■ **GIVEN INFORMATION**
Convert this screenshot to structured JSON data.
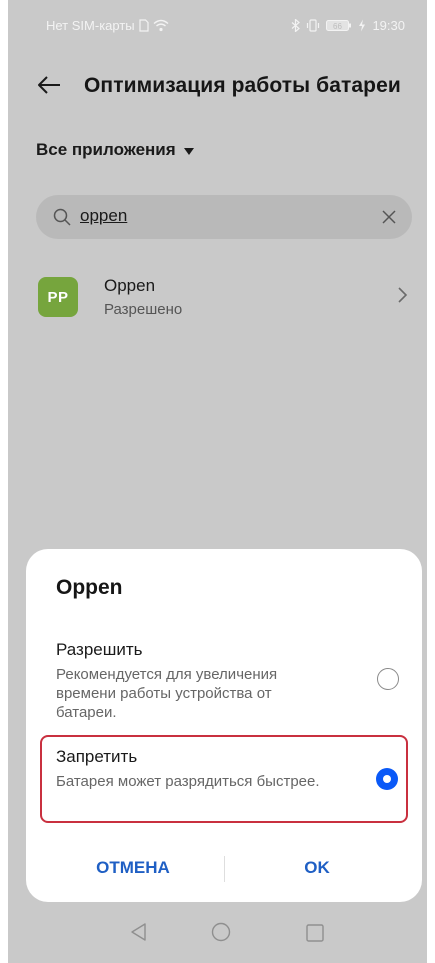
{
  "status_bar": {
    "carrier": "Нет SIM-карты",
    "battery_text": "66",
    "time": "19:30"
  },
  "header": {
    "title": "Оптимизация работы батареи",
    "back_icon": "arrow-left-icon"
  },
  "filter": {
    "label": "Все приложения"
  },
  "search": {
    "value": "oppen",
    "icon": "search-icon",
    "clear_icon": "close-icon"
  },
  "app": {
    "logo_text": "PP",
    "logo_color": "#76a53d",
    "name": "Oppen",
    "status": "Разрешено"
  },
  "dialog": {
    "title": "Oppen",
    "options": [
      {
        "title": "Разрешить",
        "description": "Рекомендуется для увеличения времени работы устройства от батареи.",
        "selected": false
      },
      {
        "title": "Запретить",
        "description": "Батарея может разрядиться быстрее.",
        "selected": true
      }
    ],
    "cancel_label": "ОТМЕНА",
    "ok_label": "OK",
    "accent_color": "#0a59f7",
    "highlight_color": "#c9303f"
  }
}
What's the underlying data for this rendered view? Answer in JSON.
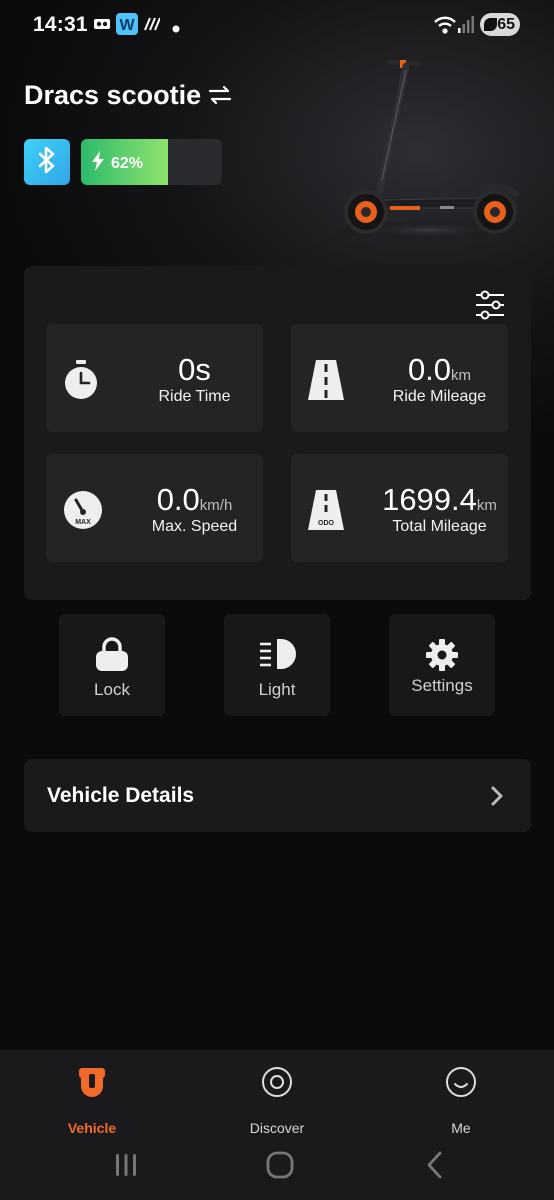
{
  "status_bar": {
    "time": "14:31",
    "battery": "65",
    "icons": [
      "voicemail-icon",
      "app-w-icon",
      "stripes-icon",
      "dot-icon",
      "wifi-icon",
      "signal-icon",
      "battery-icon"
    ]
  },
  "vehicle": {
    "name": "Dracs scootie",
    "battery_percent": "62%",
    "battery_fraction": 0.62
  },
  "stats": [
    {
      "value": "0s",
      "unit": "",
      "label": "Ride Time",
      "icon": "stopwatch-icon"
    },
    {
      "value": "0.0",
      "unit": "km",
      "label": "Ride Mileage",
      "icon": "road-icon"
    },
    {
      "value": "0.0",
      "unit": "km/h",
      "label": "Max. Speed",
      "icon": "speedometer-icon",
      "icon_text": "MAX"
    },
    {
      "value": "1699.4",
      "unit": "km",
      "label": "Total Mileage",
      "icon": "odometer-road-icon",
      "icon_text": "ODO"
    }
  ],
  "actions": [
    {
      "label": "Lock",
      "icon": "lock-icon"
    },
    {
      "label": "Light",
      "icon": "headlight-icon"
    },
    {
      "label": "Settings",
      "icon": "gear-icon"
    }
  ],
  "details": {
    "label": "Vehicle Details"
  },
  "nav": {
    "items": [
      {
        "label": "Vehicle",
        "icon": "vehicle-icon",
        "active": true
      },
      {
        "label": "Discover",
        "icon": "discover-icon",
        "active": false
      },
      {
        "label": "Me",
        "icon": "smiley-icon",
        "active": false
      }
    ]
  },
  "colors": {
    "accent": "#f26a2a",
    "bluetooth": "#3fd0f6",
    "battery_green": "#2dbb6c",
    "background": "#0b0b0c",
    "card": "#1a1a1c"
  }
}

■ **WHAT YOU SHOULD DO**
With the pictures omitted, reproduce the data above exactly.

■ **FINISHED EXERCISE**
Convert this screenshot to structured JSON data.
{
  "status_bar": {
    "carrier": "Нет SIM-карты",
    "battery_text": "66",
    "time": "19:30"
  },
  "header": {
    "title": "Оптимизация работы батареи",
    "back_icon": "arrow-left-icon"
  },
  "filter": {
    "label": "Все приложения"
  },
  "search": {
    "value": "oppen",
    "icon": "search-icon",
    "clear_icon": "close-icon"
  },
  "app": {
    "logo_text": "PP",
    "logo_color": "#76a53d",
    "name": "Oppen",
    "status": "Разрешено"
  },
  "dialog": {
    "title": "Oppen",
    "options": [
      {
        "title": "Разрешить",
        "description": "Рекомендуется для увеличения времени работы устройства от батареи.",
        "selected": false
      },
      {
        "title": "Запретить",
        "description": "Батарея может разрядиться быстрее.",
        "selected": true
      }
    ],
    "cancel_label": "ОТМЕНА",
    "ok_label": "OK",
    "accent_color": "#0a59f7",
    "highlight_color": "#c9303f"
  }
}
What's the underlying data for this rendered view? Answer in JSON.
{
  "status_bar": {
    "time": "14:31",
    "battery": "65",
    "icons": [
      "voicemail-icon",
      "app-w-icon",
      "stripes-icon",
      "dot-icon",
      "wifi-icon",
      "signal-icon",
      "battery-icon"
    ]
  },
  "vehicle": {
    "name": "Dracs scootie",
    "battery_percent": "62%",
    "battery_fraction": 0.62
  },
  "stats": [
    {
      "value": "0s",
      "unit": "",
      "label": "Ride Time",
      "icon": "stopwatch-icon"
    },
    {
      "value": "0.0",
      "unit": "km",
      "label": "Ride Mileage",
      "icon": "road-icon"
    },
    {
      "value": "0.0",
      "unit": "km/h",
      "label": "Max. Speed",
      "icon": "speedometer-icon",
      "icon_text": "MAX"
    },
    {
      "value": "1699.4",
      "unit": "km",
      "label": "Total Mileage",
      "icon": "odometer-road-icon",
      "icon_text": "ODO"
    }
  ],
  "actions": [
    {
      "label": "Lock",
      "icon": "lock-icon"
    },
    {
      "label": "Light",
      "icon": "headlight-icon"
    },
    {
      "label": "Settings",
      "icon": "gear-icon"
    }
  ],
  "details": {
    "label": "Vehicle Details"
  },
  "nav": {
    "items": [
      {
        "label": "Vehicle",
        "icon": "vehicle-icon",
        "active": true
      },
      {
        "label": "Discover",
        "icon": "discover-icon",
        "active": false
      },
      {
        "label": "Me",
        "icon": "smiley-icon",
        "active": false
      }
    ]
  },
  "colors": {
    "accent": "#f26a2a",
    "bluetooth": "#3fd0f6",
    "battery_green": "#2dbb6c",
    "background": "#0b0b0c",
    "card": "#1a1a1c"
  }
}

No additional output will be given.